Traders use all sorts of tools to make smart decisions, like technical and fundamental analysis. One popular chart pattern they turn to is the head and shoulders pattern. Learning how to spot and work with this pattern can be a real asset for forex traders, especially when you’ve got reliable forex trading brokers in your corner. In this article, we will explore when to trade the head and shoulders pattern in forex trading.
Understanding the Head and Shoulders Pattern
The head and shoulders pattern is a bearish reversal pattern that often signifies a shift in market sentiment from bullish to bearish. It typically consists of three peaks, with the middle peak (the head) being higher than the other two peaks (the shoulders). The first and third peaks are roughly equal in height and form the shoulders of the pattern.
Here is a breakdown of the key components of the head and shoulders pattern:
- Left Shoulder: This is the first peak and typically represents the end of an uptrend.
- Head: The middle peak is the highest and signifies a temporary push higher, often fuelled by the last surge of bullish enthusiasm.
- Right Shoulder: The third peak, similar in height to the left shoulder, confirms the pattern and marks the formation of the bearish trend.
- Neckline: The support line connecting the lows between the left shoulder and the head, which is essential for confirming the pattern.
Trading the Head and Shoulders Pattern
- Confirmation: The key to successful trading with the head and shoulders pattern is confirmation. Wait for a break below the neckline, as this validates the pattern and indicates the potential for a bearish trend reversal. This is the point at which you should consider entering a short position.
- Volume: Pay attention to volume when trading this pattern. An increase in volume during the breakdown below the neckline is a strong indicator that the reversal has a higher probability of success.

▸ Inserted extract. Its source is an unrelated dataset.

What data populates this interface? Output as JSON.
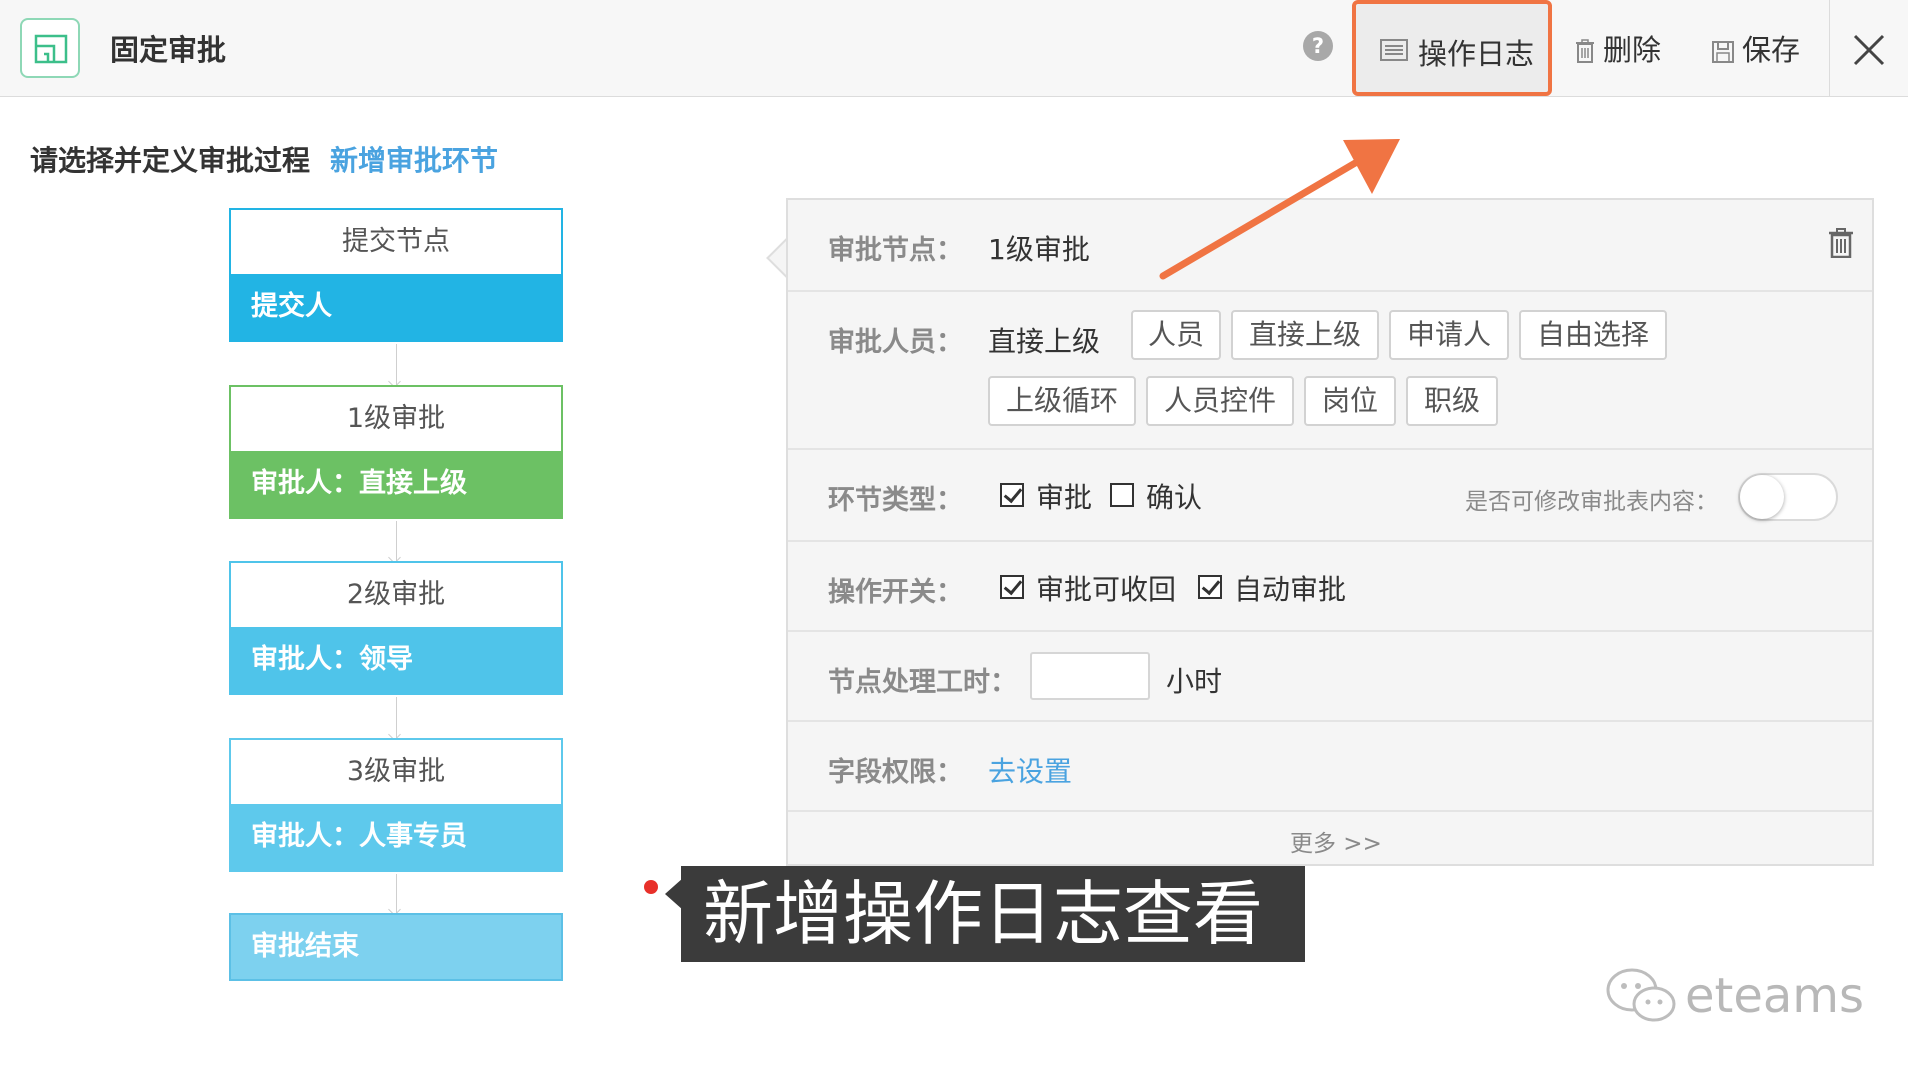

- Target and Stop-Loss: To determine your target and stop-loss levels, measure the vertical distance between the head and the neckline. This distance, when projected downward from the neckline break, can give you an idea of where the price might eventually reach. Ensure your stop-loss is placed above the right shoulder to protect your capital.
- Timeframe: The head and shoulders pattern is effective on various timeframes, from short-term intraday trading to longer-term swing trading. The choice of timeframe depends on your trading strategy and risk tolerance.
- Multiple Timeframes: It’s a good practice to use multiple timeframes to confirm the pattern’s validity. For example, you might see a head and shoulders pattern on a 4-hour chart, but checking the daily chart can provide a broader perspective.
- Fundamental Analysis: Don’t rely solely on technical analysis. Consider the broader market context and fundamental factors that may affect the currency pair you are trading. For example, economic events, political news, and central bank policies can all impact currency prices.
- Patience: Be patient and wait for a clear and decisive break of the neckline. False breakouts can happen, so confirm the pattern before entering a trade.
The head and shoulders pattern is a powerful tool in a forex trader’s arsenal. When recognised and used correctly, it can provide valuable entry and exit points for bearish reversals. However, like any trading strategy, it’s important to use proper risk management and combine technical analysis with fundamental analysis. As with any trading pattern, it’s not foolproof, and traders should always be prepared for the possibility of unexpected market moves. If used with caution and in conjunction with other analysis techniques, the head and shoulders pattern can be a valuable asset in your forex trading toolbox.